State lawmakers have approved two major pieces of legislation dealing with drug abuse in Kentucky.
House Bill 4 tightens regulations on prescription pills. It passed the full Senate Wednesday afternoon. Around the same time, the House passed Senate Bill 3, which caps the amount of pseudoephedrine Kentuckians can buy every month without a prescription. Since both bills were amended, they will now return to their original chambers, where lawmakers must decide whether to agree with the changes or send them to conference committees for compromises.
It’s been another busy week in the Kentucky General Assembly. On the agenda: the budget, drug testing and prescription painkillers. To summarize what happened and why, Kentucky Public Radio Capitol Bureau Chief Kenny Colston talks politics with Rick Howlett.
The Kentucky House Judiciary Committee has overwhelmingly passed two bills to overhaul the state's fight against drugs.
One bill deals with synthetic drugs. It would ban the manufacture of any drug that simulates an illegal substance or that contains certain chemical compounds.
The second bill is an overhaul of the KASPER system, which monitors prescription drugs. The bill puts KASPER under the Attorney General's office and requires the board of medical licensure to crack down on reports that prescriptions are being over prescribed.
Governor Steve Beshear and other state officials reiterated the importance of a legislative package focused on fighting prescription drug abuse today (Mon). House Speaker Greg Stumbo filed House Bill 4 last week calling for tougher restrictions on pain management clinics and better use of the state’s prescription monitoring system. Stumbo calls the issue a bi-partisan effort.
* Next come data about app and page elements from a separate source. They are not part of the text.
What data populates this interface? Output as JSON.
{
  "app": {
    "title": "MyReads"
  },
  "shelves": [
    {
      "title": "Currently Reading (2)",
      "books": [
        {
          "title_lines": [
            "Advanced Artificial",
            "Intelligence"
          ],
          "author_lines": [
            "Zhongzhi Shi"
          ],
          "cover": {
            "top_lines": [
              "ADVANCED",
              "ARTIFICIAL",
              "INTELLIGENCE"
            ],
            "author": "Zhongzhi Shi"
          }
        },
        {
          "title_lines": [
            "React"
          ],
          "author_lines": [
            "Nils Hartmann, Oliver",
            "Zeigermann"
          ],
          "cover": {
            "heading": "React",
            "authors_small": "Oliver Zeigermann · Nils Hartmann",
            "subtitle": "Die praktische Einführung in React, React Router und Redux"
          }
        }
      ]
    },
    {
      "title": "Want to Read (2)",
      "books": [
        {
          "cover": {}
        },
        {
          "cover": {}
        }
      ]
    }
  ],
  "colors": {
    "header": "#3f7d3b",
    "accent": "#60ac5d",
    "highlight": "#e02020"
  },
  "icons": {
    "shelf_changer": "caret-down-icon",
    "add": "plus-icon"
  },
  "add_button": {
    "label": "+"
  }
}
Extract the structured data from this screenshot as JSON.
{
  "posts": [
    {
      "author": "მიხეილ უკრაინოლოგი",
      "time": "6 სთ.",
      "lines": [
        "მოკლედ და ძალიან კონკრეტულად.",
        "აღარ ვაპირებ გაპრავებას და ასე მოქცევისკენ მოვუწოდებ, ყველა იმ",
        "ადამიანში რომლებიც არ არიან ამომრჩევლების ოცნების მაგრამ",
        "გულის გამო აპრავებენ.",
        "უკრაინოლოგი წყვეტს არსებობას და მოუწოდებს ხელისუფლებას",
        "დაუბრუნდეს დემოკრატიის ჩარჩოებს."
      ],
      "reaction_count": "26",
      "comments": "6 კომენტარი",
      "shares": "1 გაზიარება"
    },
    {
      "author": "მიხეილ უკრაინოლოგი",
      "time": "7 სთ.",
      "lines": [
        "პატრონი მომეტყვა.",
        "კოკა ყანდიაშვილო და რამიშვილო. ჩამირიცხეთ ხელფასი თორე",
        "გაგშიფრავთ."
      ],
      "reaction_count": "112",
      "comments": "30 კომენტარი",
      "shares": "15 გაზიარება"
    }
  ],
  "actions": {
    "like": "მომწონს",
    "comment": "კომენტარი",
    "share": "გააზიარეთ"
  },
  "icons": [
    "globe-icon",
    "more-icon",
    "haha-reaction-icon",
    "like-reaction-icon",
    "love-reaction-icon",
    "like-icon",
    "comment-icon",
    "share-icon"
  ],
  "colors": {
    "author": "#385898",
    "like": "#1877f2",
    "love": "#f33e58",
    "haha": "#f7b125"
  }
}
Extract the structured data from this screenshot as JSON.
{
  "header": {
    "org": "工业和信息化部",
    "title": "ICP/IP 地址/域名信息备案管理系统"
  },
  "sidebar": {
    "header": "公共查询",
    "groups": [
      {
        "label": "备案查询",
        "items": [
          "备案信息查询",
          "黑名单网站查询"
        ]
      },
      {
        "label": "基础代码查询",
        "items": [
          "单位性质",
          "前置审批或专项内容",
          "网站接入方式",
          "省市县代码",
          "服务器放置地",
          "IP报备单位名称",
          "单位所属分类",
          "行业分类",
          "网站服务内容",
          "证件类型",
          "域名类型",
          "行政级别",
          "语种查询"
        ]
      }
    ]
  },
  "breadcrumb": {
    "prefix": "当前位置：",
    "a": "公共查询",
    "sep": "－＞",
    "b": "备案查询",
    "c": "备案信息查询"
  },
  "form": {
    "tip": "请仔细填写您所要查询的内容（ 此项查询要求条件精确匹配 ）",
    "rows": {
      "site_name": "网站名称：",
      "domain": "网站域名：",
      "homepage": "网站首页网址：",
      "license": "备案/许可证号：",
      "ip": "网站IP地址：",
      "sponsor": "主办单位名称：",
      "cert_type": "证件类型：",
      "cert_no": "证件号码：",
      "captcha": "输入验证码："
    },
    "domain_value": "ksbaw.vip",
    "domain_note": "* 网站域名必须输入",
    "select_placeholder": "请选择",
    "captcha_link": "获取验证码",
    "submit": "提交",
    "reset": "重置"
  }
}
“It doesn’t matter whose name is on it, it matters what names it saves down the road, what lives it affects, and how it has a positive impact on this problem. And I believe that it will.”